The Rose of Tralee: in the modern world of televisualising, it’s a rarity. There are not many programmes that an entire household will actually sit down and watch together, on a TV, live, interrupted only by trips to the kettle and a bit of snarky tweeting.
As the fine sensible smart girls nudge, wink and “ah-shur-you-know-yourself-Daithi” their way through their stage appearance, a sizable chunk of the population will at least have a look out of curiosity. If nothing else, the event was one of those psychological Back To School milestones. “Do I remember the ‘88 one? Will I ever forget? I was covering my Busy At Maths 6 with wallpaper at the time.”
Only sport – and maybe the Eurovision and the Toy Show – has the potential to unify a population in one activity.
The one thing missing is punditry.
Pundit – the word comes from Sanskrit word Pandit which means a man who is learned and esteemed for his wisdom. Since then, the learnedness and wisdom has been diluted somewhat. A pundit is now any ex-sportsman sitting in tight shiny trousers on a couch stating the bleedin’ obvious and steadfastly avoiding a prediction. One could learn off the following paragraph and hold your own in any studio.
“As I say, at the end of the day, to be fair, if I’m being honest, the manager will be wanting to have won this. (At the end of the day.) Next week? Oooh … it’s a tough call. I’m going to stick me neck out and say it really could go either way.”
Despite this, punditry is still very popular. After Cork’s win in the hurling, people who were at the match ‘tore home’ for the Sunday Game so that they could turn to their friends and say “Didn’t I say that to you at the time?”

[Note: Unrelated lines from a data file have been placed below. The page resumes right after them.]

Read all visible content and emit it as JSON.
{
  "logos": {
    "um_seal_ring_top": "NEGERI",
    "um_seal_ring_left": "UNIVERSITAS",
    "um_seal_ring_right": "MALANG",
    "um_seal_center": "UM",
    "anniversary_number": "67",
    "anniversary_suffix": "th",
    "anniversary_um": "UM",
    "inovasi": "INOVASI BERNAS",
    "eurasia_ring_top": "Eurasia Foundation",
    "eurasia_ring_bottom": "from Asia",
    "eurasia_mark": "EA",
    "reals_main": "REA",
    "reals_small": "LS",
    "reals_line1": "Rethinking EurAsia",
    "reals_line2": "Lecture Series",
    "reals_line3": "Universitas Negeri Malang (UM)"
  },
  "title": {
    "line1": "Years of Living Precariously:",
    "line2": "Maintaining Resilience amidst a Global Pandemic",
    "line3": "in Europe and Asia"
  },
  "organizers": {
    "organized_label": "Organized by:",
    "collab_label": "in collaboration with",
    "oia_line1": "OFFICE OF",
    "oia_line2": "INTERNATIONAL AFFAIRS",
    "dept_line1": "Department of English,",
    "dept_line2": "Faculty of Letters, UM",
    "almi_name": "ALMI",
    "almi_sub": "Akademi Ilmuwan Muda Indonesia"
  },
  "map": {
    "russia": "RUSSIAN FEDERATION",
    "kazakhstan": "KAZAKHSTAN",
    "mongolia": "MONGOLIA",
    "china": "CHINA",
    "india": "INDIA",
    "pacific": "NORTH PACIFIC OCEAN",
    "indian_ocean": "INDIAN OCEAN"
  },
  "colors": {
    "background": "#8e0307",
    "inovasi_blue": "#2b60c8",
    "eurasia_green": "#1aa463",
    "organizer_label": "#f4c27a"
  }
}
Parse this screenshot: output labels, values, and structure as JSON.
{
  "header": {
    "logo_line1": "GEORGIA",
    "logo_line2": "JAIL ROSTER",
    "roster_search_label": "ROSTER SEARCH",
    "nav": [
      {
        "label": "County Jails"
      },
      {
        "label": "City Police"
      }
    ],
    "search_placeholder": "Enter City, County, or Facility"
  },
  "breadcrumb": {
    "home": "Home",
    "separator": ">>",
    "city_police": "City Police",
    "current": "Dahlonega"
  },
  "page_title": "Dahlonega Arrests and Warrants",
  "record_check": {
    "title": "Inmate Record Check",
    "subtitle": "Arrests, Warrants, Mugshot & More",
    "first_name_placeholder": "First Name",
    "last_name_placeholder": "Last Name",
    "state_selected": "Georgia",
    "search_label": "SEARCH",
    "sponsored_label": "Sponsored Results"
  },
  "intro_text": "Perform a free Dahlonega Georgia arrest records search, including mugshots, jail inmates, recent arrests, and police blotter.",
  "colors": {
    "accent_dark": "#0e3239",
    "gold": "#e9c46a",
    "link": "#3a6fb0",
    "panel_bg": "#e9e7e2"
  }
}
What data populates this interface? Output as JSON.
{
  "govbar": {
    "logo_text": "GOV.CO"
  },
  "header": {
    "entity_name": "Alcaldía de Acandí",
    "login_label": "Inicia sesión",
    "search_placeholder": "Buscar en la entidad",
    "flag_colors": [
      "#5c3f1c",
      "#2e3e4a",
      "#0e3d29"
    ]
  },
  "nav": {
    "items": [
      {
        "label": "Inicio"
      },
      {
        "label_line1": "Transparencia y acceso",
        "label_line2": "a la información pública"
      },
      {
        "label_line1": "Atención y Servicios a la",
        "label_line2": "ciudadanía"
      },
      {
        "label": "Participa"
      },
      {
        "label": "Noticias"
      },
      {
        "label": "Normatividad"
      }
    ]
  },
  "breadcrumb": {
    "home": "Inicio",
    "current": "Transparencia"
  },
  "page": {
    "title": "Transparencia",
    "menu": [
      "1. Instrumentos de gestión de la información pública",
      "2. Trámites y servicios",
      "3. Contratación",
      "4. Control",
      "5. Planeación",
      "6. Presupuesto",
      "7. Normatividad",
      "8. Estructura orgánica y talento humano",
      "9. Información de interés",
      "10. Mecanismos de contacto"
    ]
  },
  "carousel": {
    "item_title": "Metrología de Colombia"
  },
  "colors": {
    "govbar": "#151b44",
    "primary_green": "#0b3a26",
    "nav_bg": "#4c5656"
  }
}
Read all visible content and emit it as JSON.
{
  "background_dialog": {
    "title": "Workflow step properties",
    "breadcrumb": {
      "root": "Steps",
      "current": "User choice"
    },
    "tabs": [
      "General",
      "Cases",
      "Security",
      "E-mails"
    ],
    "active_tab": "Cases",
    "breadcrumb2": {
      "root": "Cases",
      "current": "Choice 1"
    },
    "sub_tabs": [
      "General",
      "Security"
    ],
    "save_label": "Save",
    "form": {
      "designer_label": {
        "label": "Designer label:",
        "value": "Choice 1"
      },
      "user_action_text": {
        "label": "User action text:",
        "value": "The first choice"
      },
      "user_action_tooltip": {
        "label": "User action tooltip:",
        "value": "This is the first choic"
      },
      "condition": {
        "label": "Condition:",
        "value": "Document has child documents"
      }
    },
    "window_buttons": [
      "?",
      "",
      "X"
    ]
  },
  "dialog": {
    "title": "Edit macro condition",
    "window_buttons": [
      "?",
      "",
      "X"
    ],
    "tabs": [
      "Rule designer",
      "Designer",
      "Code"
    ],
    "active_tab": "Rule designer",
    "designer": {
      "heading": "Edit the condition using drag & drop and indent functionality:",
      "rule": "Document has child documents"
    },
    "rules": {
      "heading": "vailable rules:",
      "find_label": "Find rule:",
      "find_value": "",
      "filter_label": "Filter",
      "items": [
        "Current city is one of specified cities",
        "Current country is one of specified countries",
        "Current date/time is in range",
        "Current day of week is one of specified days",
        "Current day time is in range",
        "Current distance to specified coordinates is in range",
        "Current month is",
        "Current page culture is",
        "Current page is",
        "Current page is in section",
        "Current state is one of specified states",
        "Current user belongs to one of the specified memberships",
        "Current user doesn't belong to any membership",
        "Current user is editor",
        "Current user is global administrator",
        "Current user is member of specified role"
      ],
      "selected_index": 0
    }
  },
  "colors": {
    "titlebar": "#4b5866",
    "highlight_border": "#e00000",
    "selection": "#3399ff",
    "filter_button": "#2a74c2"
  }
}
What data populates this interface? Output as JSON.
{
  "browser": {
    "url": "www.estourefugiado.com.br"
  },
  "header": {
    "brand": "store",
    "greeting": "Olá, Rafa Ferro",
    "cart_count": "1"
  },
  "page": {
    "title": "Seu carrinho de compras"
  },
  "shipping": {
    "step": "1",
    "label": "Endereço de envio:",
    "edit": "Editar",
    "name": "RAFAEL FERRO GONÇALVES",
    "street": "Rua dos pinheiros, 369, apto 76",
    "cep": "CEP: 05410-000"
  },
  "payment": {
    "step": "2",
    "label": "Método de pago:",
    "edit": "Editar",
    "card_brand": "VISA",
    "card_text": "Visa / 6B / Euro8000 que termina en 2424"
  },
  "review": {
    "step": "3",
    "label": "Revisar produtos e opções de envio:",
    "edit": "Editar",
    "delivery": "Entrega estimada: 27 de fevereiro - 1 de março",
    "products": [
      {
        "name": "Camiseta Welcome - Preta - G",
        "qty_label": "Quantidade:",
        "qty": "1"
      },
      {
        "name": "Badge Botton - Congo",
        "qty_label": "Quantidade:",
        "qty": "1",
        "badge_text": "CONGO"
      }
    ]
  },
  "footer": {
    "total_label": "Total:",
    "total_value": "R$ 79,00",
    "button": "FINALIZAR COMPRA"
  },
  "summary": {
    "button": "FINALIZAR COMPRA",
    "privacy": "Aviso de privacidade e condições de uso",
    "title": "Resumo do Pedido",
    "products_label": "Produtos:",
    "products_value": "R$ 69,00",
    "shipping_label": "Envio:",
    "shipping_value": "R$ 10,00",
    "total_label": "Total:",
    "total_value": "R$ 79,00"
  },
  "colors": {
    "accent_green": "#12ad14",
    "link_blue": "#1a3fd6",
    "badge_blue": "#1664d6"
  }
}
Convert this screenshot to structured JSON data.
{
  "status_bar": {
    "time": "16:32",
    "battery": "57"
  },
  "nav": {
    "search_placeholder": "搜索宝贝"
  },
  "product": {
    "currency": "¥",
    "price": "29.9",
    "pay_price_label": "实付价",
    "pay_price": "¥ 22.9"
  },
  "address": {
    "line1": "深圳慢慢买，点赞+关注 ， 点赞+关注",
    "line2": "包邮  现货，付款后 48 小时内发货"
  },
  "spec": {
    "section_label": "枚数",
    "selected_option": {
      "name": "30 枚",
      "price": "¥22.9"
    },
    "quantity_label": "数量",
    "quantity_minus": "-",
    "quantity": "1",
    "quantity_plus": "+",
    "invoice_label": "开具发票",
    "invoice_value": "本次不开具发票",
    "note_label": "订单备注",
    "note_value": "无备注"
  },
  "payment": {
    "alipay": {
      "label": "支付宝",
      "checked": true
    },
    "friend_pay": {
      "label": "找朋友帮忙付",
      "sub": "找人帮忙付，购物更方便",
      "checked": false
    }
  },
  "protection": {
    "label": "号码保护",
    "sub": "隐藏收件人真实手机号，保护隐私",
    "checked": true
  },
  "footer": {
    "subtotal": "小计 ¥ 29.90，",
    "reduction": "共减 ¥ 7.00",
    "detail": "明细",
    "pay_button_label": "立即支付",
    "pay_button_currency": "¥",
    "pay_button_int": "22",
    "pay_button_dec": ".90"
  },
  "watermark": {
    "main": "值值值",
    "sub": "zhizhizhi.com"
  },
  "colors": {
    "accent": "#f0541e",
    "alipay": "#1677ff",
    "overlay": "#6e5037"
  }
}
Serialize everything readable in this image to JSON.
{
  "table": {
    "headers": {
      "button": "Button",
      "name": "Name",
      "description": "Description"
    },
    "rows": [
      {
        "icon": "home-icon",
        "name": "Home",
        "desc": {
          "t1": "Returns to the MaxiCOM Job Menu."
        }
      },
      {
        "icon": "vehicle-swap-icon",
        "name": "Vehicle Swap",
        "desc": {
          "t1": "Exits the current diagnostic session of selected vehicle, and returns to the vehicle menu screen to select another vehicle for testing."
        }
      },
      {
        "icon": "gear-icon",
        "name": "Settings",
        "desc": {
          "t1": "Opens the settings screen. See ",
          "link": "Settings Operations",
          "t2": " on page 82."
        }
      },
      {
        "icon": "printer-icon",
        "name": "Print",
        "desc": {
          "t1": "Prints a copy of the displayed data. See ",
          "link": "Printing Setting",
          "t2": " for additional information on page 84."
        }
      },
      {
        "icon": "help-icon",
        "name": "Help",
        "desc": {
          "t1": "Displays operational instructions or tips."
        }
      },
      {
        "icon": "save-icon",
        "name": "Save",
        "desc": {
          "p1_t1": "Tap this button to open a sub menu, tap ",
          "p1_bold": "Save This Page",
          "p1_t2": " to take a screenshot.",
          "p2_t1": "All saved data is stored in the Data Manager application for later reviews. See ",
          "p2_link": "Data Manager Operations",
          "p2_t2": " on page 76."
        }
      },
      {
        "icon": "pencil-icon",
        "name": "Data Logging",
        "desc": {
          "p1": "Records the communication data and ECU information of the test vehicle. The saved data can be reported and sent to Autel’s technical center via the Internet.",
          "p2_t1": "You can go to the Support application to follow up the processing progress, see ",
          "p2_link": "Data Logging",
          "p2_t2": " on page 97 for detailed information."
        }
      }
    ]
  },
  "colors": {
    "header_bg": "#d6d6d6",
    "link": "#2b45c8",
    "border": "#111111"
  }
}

To add that extra edge to Roses this year, why not have a panel of ex-Roses (dressed in shiny grey trousers) engaging in good –natured banter with Mary Kennedy beforehand?
“What do you make of the Kansas challenge Geraldine?”
“Well as I said before, we’ve watched highlights of her in the earlier rounds. Scoring all round her. She’ll be there or thereabouts at the end of the day.”
It would be even better if we could unearth an Eamon Dunphy-style pundit to provide some provocative statements about the halcyon days when she was a Rose.
“The problem with these young Roses is that they’re not street Roses like we were. Describing their Irish roots for hours on end up against a wall or dancing a jig in the back-alleys until it got too dark. That’s the real beauty of the Rose Of Tralee. It’s gone too corporate for me. Now you have to be six feet tall to win. Where are the five-foot-one Roses? The Kerry ‘74s, the Abu Dhabi 99s?”
I’ll be watching but I really can’t say who’ll win. It could go thirty-two ways.